The catalog debuted in 1888 and within two decades consumers anywhere in the country could buy anything from hammers to cars from the 500-page volume. You could even buy an entire kit house — materials for a two-story Maytown model could be bought as cheaply as $753, according to an ad from just after the turn of the 20th century.

Sears department stores started springing up everywhere in the 1920s. Brick-and-mortar sales outpaced catalog sales in the 1930s and business boomed after World War II as America chased the suburban dream.

Business started to sour in the 1980s amid competition and Wal-Mart surpassed Sears in 1990 as the world’s largest retailer. Now Wal-Mart is fighting back Internet competition — barely — with sales rising 1.4 percent in the first quarter and profits falling by almost as much.

Meanwhile, other brick-and-mortar retailers are crashing and burning. Last week, Hudson Bay, which owns Saks Fifth Avenue and Lord & Taylor, said it will cut 2,000 jobs.

On Saturday, Ascena Retail Group, which has Loft, Ann Taylor, and Lane Bryant among its holdings, said it plans to close between 250 and 650 locations over the next two years amid declining mall traffic.
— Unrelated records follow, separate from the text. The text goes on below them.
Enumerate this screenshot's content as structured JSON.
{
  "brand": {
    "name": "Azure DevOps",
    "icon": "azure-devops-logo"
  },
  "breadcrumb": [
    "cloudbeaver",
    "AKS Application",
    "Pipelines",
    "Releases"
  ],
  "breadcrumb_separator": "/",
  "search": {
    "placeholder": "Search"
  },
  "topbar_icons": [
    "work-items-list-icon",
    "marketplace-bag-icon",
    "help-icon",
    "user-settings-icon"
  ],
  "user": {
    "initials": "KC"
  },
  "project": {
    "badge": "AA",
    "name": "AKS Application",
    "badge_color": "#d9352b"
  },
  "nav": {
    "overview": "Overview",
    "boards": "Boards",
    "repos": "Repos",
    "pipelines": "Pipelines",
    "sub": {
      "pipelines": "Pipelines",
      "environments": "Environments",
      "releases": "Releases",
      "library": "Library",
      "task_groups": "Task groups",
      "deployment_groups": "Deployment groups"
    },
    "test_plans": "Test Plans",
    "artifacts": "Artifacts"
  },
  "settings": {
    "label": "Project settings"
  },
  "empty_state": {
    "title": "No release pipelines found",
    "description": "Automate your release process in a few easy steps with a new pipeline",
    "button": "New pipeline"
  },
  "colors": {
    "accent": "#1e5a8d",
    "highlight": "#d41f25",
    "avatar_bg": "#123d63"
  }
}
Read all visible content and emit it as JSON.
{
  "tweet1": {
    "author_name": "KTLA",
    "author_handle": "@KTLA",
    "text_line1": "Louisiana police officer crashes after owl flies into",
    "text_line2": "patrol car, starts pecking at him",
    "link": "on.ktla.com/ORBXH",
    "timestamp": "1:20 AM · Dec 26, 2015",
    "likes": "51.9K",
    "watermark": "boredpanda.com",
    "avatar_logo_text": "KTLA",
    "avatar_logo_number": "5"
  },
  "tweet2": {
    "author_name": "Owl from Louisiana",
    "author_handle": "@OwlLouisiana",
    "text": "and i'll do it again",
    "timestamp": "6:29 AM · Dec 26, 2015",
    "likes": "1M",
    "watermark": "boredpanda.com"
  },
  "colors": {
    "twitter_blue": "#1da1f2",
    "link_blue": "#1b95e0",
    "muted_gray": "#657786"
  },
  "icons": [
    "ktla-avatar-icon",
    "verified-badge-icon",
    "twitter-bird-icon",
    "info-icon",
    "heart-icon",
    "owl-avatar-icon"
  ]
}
Jason Hawk can be reached at 440-988-2801 or @EditorHawk on Twitter.

The Way I See It Jason Hawk, editor Way I See It Jason Hawk, editor